Properties are valued based on a mass appraisal system which groups similar properties together based on their location, replacement cost, type of construction, age and other factors. For commercial properties, the value may be based on net operating income.
The price estimated in terms of money at which the property would change hands between a willing and financially able buyer and a willing seller, neither being under any compulsion to buy or sell and both having reasonable knowledge of all the uses to which the property is adapted and for which it is capable of being used.
Most likely your value will change. As most may already know, the real estate market in Haywood County has steadily increased over the last few years. As North Carolina General Statues require all North Carolina Counties to reappraise all real estate to full market value based on current market conditions.
You will receive a Notice of Real Estate Value by mail. These notices will go out sometime between February and April 2021.
Haywood County has implemented an Electronic Appeal Process that can be used during this reappraisal. Information and instructions will be included on the new value notice. As with previous reappraisals, the option of mailing your appeal will still be available. Depending on the COVID situation at the time the notices are mailed out, neither of these options would require personal contact to file a valid appeal.
The first step in the appeal process is an informal appeal which you may make an appointment with to come in and talk to your Appraiser. An appeal can result in the value being unchanged, increased or decreased. The next step in the appeal process is a formal appeal to the Board of Equalization and Review. The Board of Equalization and Review will meet as needed to hear all appeals. An appeal from the Board of Equalization and Review goes to the North Carolina Property Tax Commission which is held in Raleigh.
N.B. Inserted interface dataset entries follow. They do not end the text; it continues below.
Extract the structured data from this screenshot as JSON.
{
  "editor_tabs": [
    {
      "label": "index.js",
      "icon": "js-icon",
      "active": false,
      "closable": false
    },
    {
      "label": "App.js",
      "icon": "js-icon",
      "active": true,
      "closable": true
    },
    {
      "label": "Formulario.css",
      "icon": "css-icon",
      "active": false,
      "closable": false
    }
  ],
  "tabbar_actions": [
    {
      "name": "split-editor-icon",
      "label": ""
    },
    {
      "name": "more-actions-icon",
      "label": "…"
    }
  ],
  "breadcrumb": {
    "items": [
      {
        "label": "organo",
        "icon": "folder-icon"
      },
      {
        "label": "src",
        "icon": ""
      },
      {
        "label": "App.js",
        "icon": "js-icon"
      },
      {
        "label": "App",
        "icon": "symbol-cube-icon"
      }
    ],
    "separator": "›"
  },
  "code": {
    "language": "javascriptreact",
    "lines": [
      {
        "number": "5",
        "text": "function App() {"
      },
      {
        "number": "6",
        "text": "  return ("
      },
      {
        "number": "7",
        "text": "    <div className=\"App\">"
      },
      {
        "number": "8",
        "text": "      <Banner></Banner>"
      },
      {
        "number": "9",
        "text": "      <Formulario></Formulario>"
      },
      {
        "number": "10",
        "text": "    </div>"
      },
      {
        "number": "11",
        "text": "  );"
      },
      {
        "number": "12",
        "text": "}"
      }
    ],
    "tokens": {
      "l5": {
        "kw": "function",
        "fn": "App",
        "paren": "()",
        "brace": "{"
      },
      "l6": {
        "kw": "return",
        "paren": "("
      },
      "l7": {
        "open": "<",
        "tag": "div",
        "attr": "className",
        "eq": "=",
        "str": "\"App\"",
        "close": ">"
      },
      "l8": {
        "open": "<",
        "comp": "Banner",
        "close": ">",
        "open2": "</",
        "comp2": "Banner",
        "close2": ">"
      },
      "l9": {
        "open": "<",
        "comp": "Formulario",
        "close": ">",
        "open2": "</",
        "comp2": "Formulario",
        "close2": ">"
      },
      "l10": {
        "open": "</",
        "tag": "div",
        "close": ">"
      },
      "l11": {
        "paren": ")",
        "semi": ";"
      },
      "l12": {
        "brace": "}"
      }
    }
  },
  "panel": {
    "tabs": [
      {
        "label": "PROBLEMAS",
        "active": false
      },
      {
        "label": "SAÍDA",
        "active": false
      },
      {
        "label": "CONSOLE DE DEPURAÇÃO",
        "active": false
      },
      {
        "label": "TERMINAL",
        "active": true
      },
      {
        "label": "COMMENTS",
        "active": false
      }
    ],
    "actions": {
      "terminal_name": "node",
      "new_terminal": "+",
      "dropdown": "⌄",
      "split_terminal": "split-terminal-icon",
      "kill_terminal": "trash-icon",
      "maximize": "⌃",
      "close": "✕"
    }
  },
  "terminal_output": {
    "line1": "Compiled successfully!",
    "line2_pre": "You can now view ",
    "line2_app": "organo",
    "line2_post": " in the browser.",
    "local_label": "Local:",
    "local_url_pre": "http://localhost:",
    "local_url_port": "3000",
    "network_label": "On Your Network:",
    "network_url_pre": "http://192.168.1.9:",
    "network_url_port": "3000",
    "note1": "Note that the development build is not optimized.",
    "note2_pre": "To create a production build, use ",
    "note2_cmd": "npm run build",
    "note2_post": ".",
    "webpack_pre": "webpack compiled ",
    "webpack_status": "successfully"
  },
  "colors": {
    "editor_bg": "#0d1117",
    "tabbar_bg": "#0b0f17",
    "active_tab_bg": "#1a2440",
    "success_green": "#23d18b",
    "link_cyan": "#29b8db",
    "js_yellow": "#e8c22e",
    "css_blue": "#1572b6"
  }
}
Appeals from the Property Tax Commission go through the North Carolina Court of Appeals and the Supreme Court.
Appeals must be filed within 30 days of the notice date.